After referring to Winnipeg's five female Olympic medal-winners as "beautiful females" whose close-up presence made him "feel like Hugh Hefner", Katz was criticized by a women's studies professor at the University of Manitoba. Reaction from the citizens of Winnipeg was mixed, with some agreeing with the criticism and others disagreeing.
Katz is the target of humour in a song by The Consumer Goods. Their song "And the Final Words are Yours, Sam Katz" was entered in medium rotation at a number of local radio stations and offers Katz ironic sympathy for the difficulties of running "a city, a business and a baseball team", the use of Malathion for mosquito fogging, and a military training exercise (Operation Charging Bison).
Katz has also come under fire from the city's French-speaking population after removing a bilingual requirement from the criteria for awarding a restaurant license on the Esplanade Riel bridge and backing away from earlier promises to help fund a French-language theatre.
Six days before the Winnipeg City Council voted on the city's operating budget, Katz revised it. This drew criticism from councillor Jenny Gerbasi and the Manitoba director of the Canadian Taxpayers Federation, Adrienne Batra.
Riverside Park Management

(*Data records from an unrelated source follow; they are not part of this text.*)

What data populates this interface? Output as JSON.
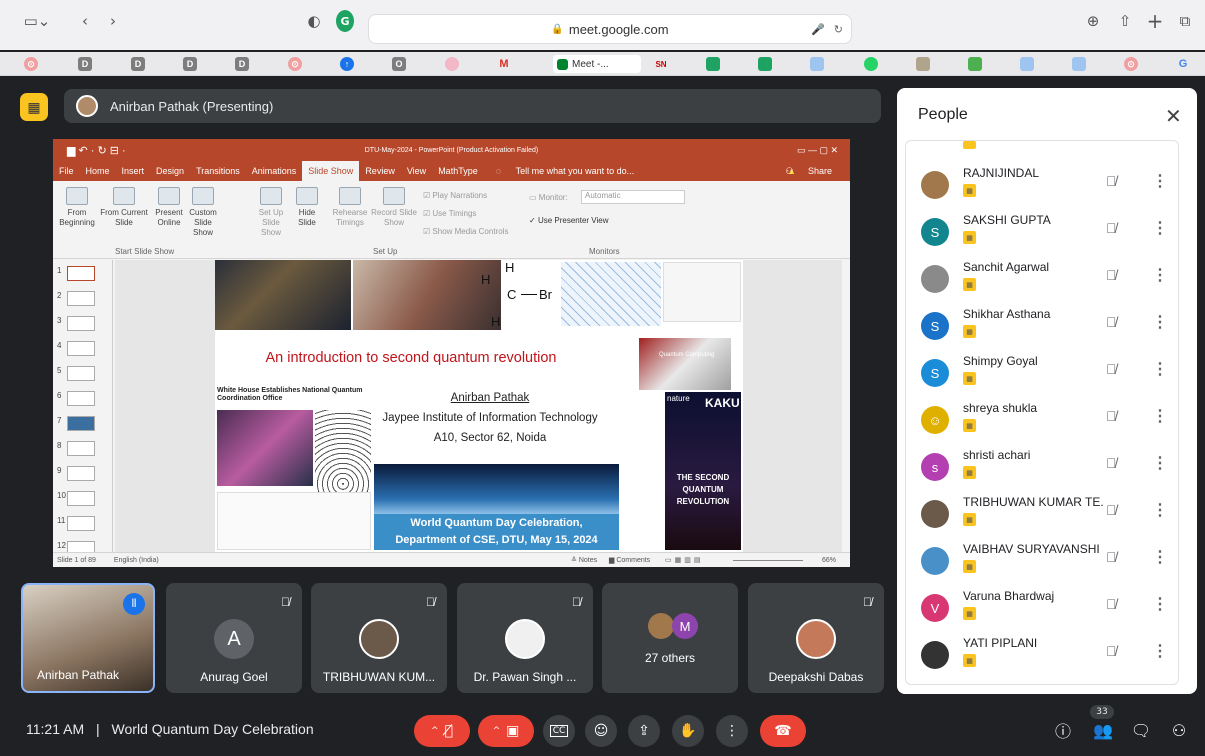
{
  "browser": {
    "url": "meet.google.com",
    "bookmarks": [
      "D",
      "D",
      "D",
      "D",
      "O",
      "M",
      "Meet -...",
      "SN",
      "G"
    ]
  },
  "presenter_banner": "Anirban Pathak (Presenting)",
  "powerpoint": {
    "title": "DTU-May-2024 - PowerPoint (Product Activation Failed)",
    "tabs": [
      "File",
      "Home",
      "Insert",
      "Design",
      "Transitions",
      "Animations",
      "Slide Show",
      "Review",
      "View",
      "MathType"
    ],
    "tell_me": "Tell me what you want to do...",
    "share": "Share",
    "ribbon": {
      "from_beginning": "From Beginning",
      "from_current": "From Current Slide",
      "present_online": "Present Online",
      "custom_show": "Custom Slide Show",
      "group_start": "Start Slide Show",
      "setup_show": "Set Up Slide Show",
      "hide_slide": "Hide Slide",
      "rehearse": "Rehearse Timings",
      "record": "Record Slide Show",
      "play_narrations": "Play Narrations",
      "use_timings": "Use Timings",
      "show_media": "Show Media Controls",
      "group_setup": "Set Up",
      "monitor_label": "Monitor:",
      "monitor_value": "Automatic",
      "presenter_view": "Use Presenter View",
      "group_monitors": "Monitors"
    },
    "thumb_numbers": [
      "1",
      "2",
      "3",
      "4",
      "5",
      "6",
      "7",
      "8",
      "9",
      "10",
      "11",
      "12"
    ],
    "status": {
      "slide_count": "Slide 1 of 89",
      "language": "English (India)",
      "notes": "Notes",
      "comments": "Comments",
      "zoom": "66%"
    },
    "slide": {
      "title": "An introduction to second quantum revolution",
      "author": "Anirban Pathak",
      "institute": "Jaypee Institute of Information Technology",
      "address": "A10, Sector 62, Noida",
      "white_house": "White House Establishes National Quantum Coordination Office",
      "caption_line1": "World Quantum Day Celebration,",
      "caption_line2": "Department of CSE, DTU, May 15, 2024",
      "molecule_h": "H",
      "molecule_c": "C",
      "molecule_br": "Br",
      "nature": "nature",
      "kaku": "KAKU",
      "book": "THE SECOND QUANTUM REVOLUTION",
      "qc": "Quantum Computing"
    }
  },
  "people": {
    "title": "People",
    "participants": [
      {
        "name": "RAJNIJINDAL",
        "initial": "",
        "color": "#a0784c"
      },
      {
        "name": "SAKSHI GUPTA",
        "initial": "S",
        "color": "#12868f"
      },
      {
        "name": "Sanchit Agarwal",
        "initial": "",
        "color": "#8a8a8a"
      },
      {
        "name": "Shikhar Asthana",
        "initial": "S",
        "color": "#1a73c8"
      },
      {
        "name": "Shimpy Goyal",
        "initial": "S",
        "color": "#1a8cd8"
      },
      {
        "name": "shreya shukla",
        "initial": "",
        "color": "#e0b000"
      },
      {
        "name": "shristi achari",
        "initial": "s",
        "color": "#b43fb0"
      },
      {
        "name": "TRIBHUWAN KUMAR TE...",
        "initial": "",
        "color": "#6b5a4a"
      },
      {
        "name": "VAIBHAV SURYAVANSHI",
        "initial": "",
        "color": "#4a90c8"
      },
      {
        "name": "Varuna Bhardwaj",
        "initial": "V",
        "color": "#d93674"
      },
      {
        "name": "YATI PIPLANI",
        "initial": "",
        "color": "#333333"
      }
    ]
  },
  "tiles": [
    {
      "name": "Anirban Pathak"
    },
    {
      "name": "Anurag Goel",
      "initial": "A"
    },
    {
      "name": "TRIBHUWAN KUM..."
    },
    {
      "name": "Dr. Pawan Singh ..."
    },
    {
      "name": "27 others",
      "initial": "M"
    },
    {
      "name": "Deepakshi Dabas"
    }
  ],
  "bottom": {
    "time": "11:21 AM",
    "separator": "|",
    "meeting_name": "World Quantum Day Celebration",
    "participant_count": "33"
  }
}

Riverside Park Management is a non-profit organization was founded by Katz in 1997 to create a leasehold stake in the proposed CanWest Park stadium that eventually housed his Winnipeg Goldeyes baseball team. Katz continued his involvement after being elected mayor and when a property tax controversy arose was accused of conflict of interest as he was both Mayor of Winnipeg and president of Riverside Park from August 2005 to April 2008, while the two sides were engaged in a financial dispute.

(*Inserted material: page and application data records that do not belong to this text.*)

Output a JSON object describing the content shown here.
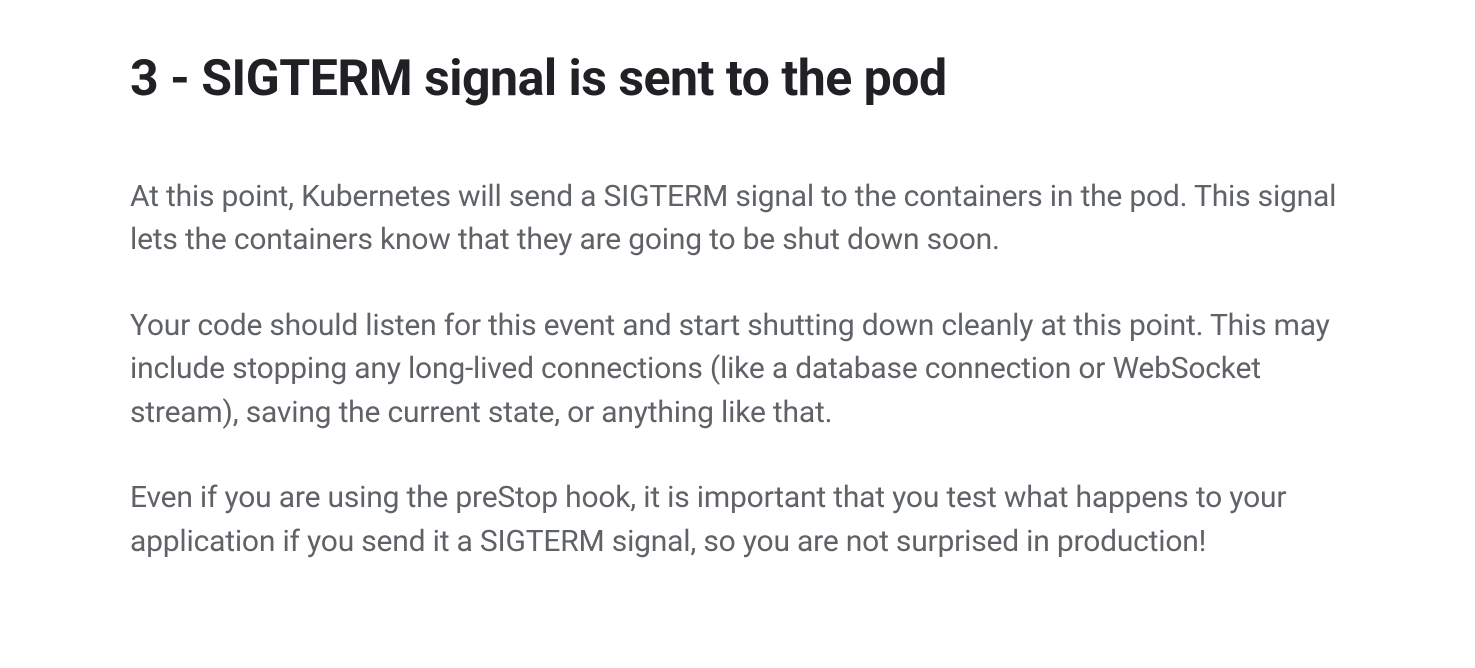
{
  "heading": "3 - SIGTERM signal is sent to the pod",
  "paragraphs": {
    "p1": "At this point, Kubernetes will send a SIGTERM signal to the containers in the pod. This signal lets the containers know that they are going to be shut down soon.",
    "p2": "Your code should listen for this event and start shutting down cleanly at this point. This may include stopping any long-lived connections (like a database connection or WebSocket stream), saving the current state, or anything like that.",
    "p3": "Even if you are using the preStop hook, it is important that you test what happens to your application if you send it a SIGTERM signal, so you are not surprised in production!"
  }
}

Fire hall construction controversy
A 2013 city-commissioned report on the construction of new fire halls alleged that Shindico, a Winnipeg-based commercial real-estate developer, received the contract due to favouritism. According to CBC News, the developer was granted building rights after previous correspondence between Shindico and the former fire chief, Reid Douglas, despite being the highest bidder. Katz in particular was criticized due to his long-standing relationship with Shindico, of which he had partial financial ownership up until 2013. The mayor stated that his financial ties to Shindico had previously been severed, and denied any allegations of favouritism or involvement in the fire hall contract.
Immediately after the report was published, multiple city councillors asked for Katz' resignation due the fire hall situation. Katz' friendship with Phil Sheegl, the former City of Winnipeg Chief Administrative Officer and the person who negotiated the fire hall contract, received substantial attention. Katz stated that the councillors were entitled to their opinions but that he would not be resigning.
Uniter opinion piece and lawsuit
Shortly after the fire hall report was released, an opinion piece written by a volunteer was published by the Uniter, the University of Winnipeg's main student newspaper. The piece, which criticized the mayor's handling of the fire hall, resulted in Katz' suing the university, the Uniter and the author of the piece. Katz stated that he was seeking an apology, as he knew that the Uniter did not have the funds necessary for a financial settlement. The University of Winnipeg stated that it believed its involvement in the lawsuit was an error, given that it practiced no editorial oversight over the student paper. As of February 6, 2014, the case has not been heard in court.
In 2002, Katz was presented with the Queen's Golden Jubilee Medal. In 2003 he received the University of Manitoba Distinguished Alumnus Award. In 2004, he was given the province's highest honour, the Order of Manitoba, for demonstrating an ability to improve the social, cultural and economic well being of Manitoba and its residents.
Sam was married to Baillie, with whom he's had two daughters (born in 2001 and 2005). Katz began divorce proceedings with his wife on October 26, 2006 – one day after his reelection. Katz is married to Leah Pasuta.